This summer I will be conducting research under the Aisiku Undergraduate Research Fellowship which is awarded to STEM projects for students at Worcester State University. The goal of this project is to research and select the best version control software to use for the LibreFoodPantry projects which fall under the category of Humanitarian Free and Open Source Software. I will be looking at the GitHub Free, GitLab Free, and GitLab Gold packages and selecting which one out of these three is the most suitable for contributing to and maintaining the LibreFoodPantry projects. I will be writing weekly blog posts to keep track of what I learned and did during the week while working on this project throughout the summer.

 

This week I began the project by looking at the features of GitHub Free, GitLab Free, and GitLab Gold. I created a table in a document with a column for each one of these and started listing out the features that are provided in the product comparisons page for GitHub and GitLab. Once I listed out all the provided features for all three of these I started to do a comparison between the features listed for the GitHub and GitLab plans.
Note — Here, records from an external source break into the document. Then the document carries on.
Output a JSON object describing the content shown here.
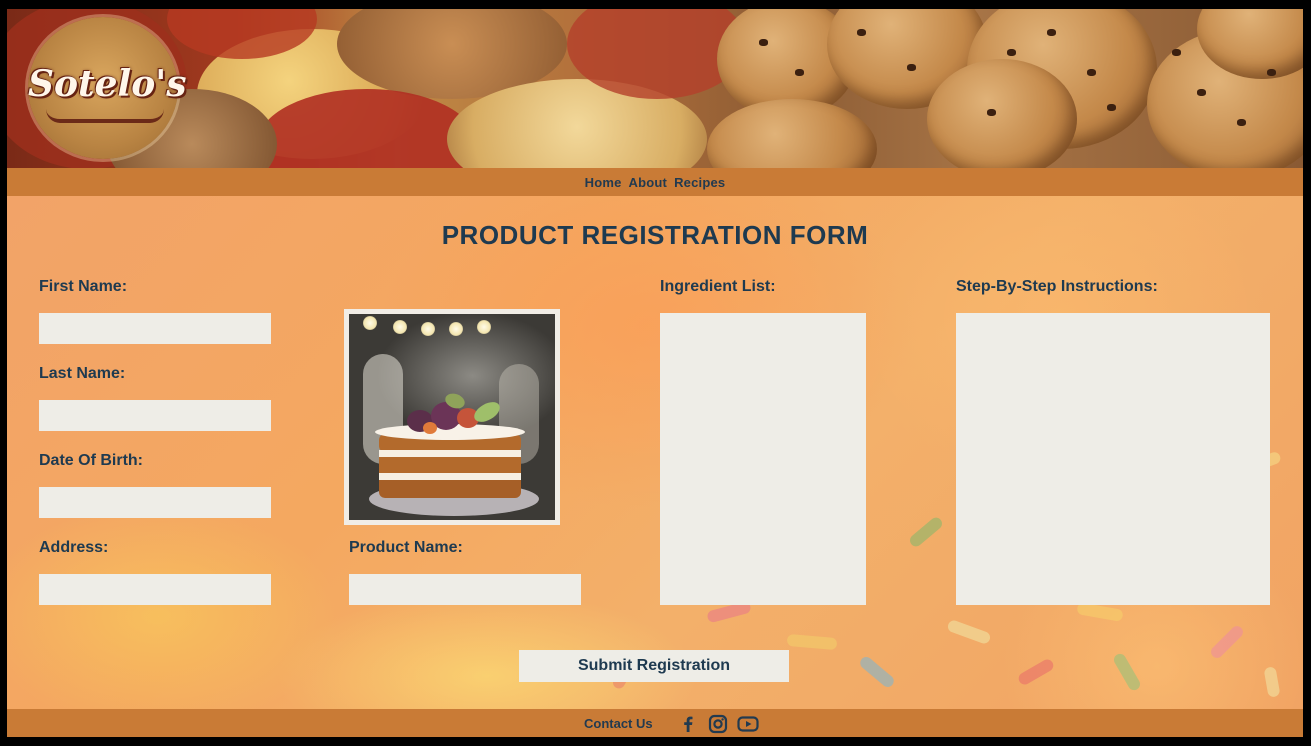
{
  "brand": {
    "logo_text": "Sotelo's"
  },
  "nav": {
    "items": [
      {
        "label": "Home"
      },
      {
        "label": "About"
      },
      {
        "label": "Recipes"
      }
    ]
  },
  "form": {
    "title": "PRODUCT REGISTRATION FORM",
    "fields": {
      "first_name": {
        "label": "First Name:",
        "value": ""
      },
      "last_name": {
        "label": "Last Name:",
        "value": ""
      },
      "date_of_birth": {
        "label": "Date Of Birth:",
        "value": ""
      },
      "address": {
        "label": "Address:",
        "value": ""
      },
      "product_name": {
        "label": "Product Name:",
        "value": ""
      },
      "ingredient_list": {
        "label": "Ingredient List:",
        "value": ""
      },
      "instructions": {
        "label": "Step-By-Step Instructions:",
        "value": ""
      }
    },
    "submit_label": "Submit Registration"
  },
  "footer": {
    "contact_label": "Contact Us",
    "social_icons": [
      "facebook-icon",
      "instagram-icon",
      "youtube-icon"
    ]
  },
  "colors": {
    "bar": "#c97b36",
    "text": "#1e3a50",
    "field": "#eeede7"
  }
}
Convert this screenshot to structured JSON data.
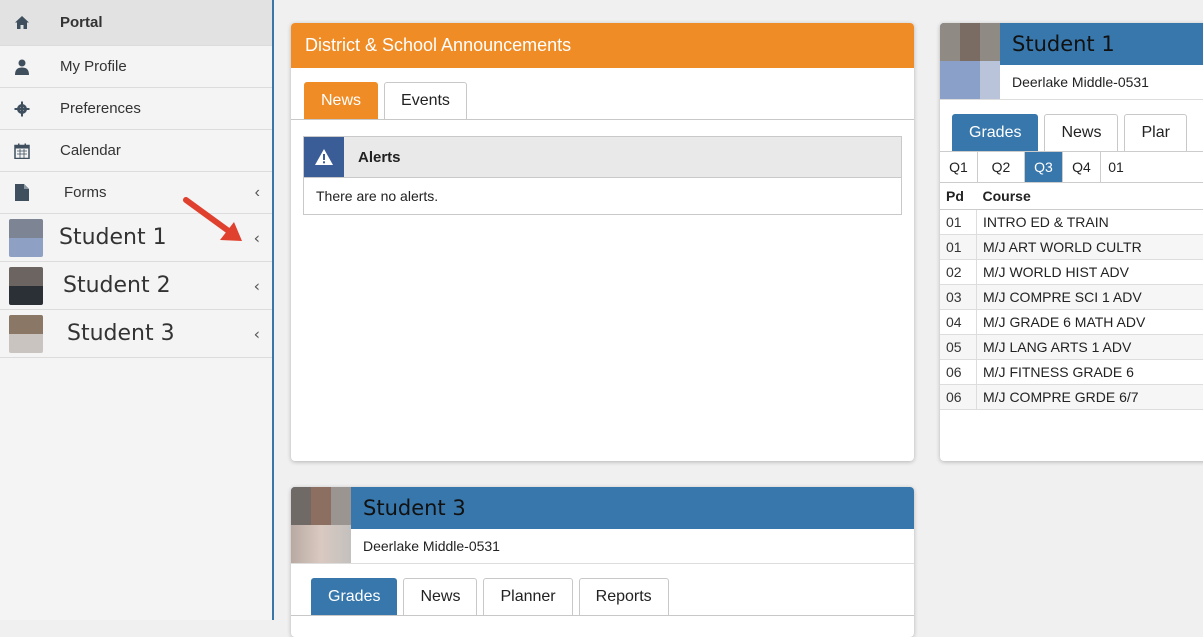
{
  "sidebar": {
    "items": [
      {
        "label": "Portal",
        "icon": "home-icon"
      },
      {
        "label": "My Profile",
        "icon": "user-icon"
      },
      {
        "label": "Preferences",
        "icon": "gear-icon"
      },
      {
        "label": "Calendar",
        "icon": "calendar-icon"
      },
      {
        "label": "Forms",
        "icon": "file-icon"
      }
    ],
    "students": [
      {
        "label": "Student 1"
      },
      {
        "label": "Student 2"
      },
      {
        "label": "Student 3"
      }
    ]
  },
  "announcements": {
    "title": "District & School Announcements",
    "tabs": [
      "News",
      "Events"
    ],
    "alerts_title": "Alerts",
    "alerts_message": "There are no alerts."
  },
  "student_card_1": {
    "name": "Student 1",
    "school": "Deerlake Middle-0531",
    "tabs": [
      "Grades",
      "News",
      "Plar"
    ],
    "quarters": [
      "Q1",
      "Q2",
      "Q3",
      "Q4",
      "01"
    ],
    "table_headers": [
      "Pd",
      "Course"
    ],
    "rows": [
      {
        "pd": "01",
        "course": "INTRO ED & TRAIN"
      },
      {
        "pd": "01",
        "course": "M/J ART WORLD CULTR"
      },
      {
        "pd": "02",
        "course": "M/J WORLD HIST ADV"
      },
      {
        "pd": "03",
        "course": "M/J COMPRE SCI 1 ADV"
      },
      {
        "pd": "04",
        "course": "M/J GRADE 6 MATH ADV"
      },
      {
        "pd": "05",
        "course": "M/J LANG ARTS 1 ADV"
      },
      {
        "pd": "06",
        "course": "M/J FITNESS GRADE 6"
      },
      {
        "pd": "06",
        "course": "M/J COMPRE GRDE 6/7"
      }
    ]
  },
  "student_card_3": {
    "name": "Student 3",
    "school": "Deerlake Middle-0531",
    "tabs": [
      "Grades",
      "News",
      "Planner",
      "Reports"
    ]
  },
  "colors": {
    "accent_blue": "#3777ab",
    "accent_orange": "#ef8c26",
    "alert_blue": "#3a5d97",
    "arrow_red": "#e0402e"
  },
  "chevron": "‹"
}
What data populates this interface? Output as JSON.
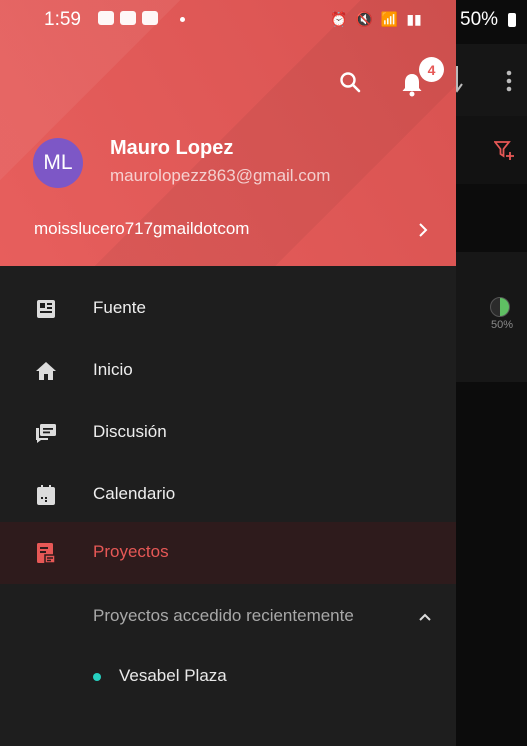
{
  "status_bar": {
    "time": "1:59",
    "battery": "50%"
  },
  "header": {
    "notification_count": "4",
    "avatar_initials": "ML",
    "user_name": "Mauro Lopez",
    "user_email": "maurolopezz863@gmail.com",
    "account": "moisslucero717gmaildotcom"
  },
  "menu": {
    "items": [
      {
        "label": "Fuente",
        "icon": "feed-icon"
      },
      {
        "label": "Inicio",
        "icon": "home-icon"
      },
      {
        "label": "Discusión",
        "icon": "discussion-icon"
      },
      {
        "label": "Calendario",
        "icon": "calendar-icon"
      },
      {
        "label": "Proyectos",
        "icon": "projects-icon",
        "active": true
      }
    ],
    "recent_header": "Proyectos accedido recientemente",
    "recent_projects": [
      {
        "label": "Vesabel Plaza",
        "dot_color": "#26d0c0"
      }
    ]
  },
  "background": {
    "progress_percent": "50%",
    "progress_value": 0.5
  },
  "colors": {
    "accent": "#e65856",
    "drawer_bg": "#1e1e1e",
    "avatar": "#7d57c6",
    "active_bg": "#2e1b1c"
  }
}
The comparison for GitLab Free and GitLab Gold is easier since GitLab Gold has the same base options as GitLab Free in addition to other advanced features which are listed in the plan comparison page. I then started going through all the features listed in GitHub Free’s plan page and seeing if the GitLab versions had them and if they were similar features. I kept track of differences by highlighting the text of the features in the table with different colors. I ended up finding that most of the GitHub features were comparable to GitLab such as having code owners or project boards. I found out that GitHub has a couple of features that both versions of GitLab we are looking at doesn’t such as an apps marketplace. GitHub also has a couple of features it does better than GitLab such as offering repository insights. There were also a couple of features that GitLab does do better such as having built-in continuous integration and continuous delivery. Overall I found that I started to prefer the GitLab platform by the end of the first week and their website offers better and more thorough documentation for its features than GitHub’s does. At the end of the week I had a meeting with my faculty advisor for the project to go over my progress and findings so far. In the beginning of the meeting we both came to the conclusion that the research being done for this project is applicable outside of the scope of just the LibreFoodPantry projects and can be used for other open source projects. We decided that I would continue looking at the features between the platforms during the second week. My advisor also created testing groups on each of the platforms and added me as an administrator so that we can start testing workflows after I finish comparing features. We also discussed the details about an upcoming meeting for LibreFoodPantry (which should help refine the workflows we will be examining in this project) and my involvement in this.

 

From the blog CS@Worcester – Chris' Computer Science Blog by cradkowski and used with permission of the author. All other rights reserved by the author.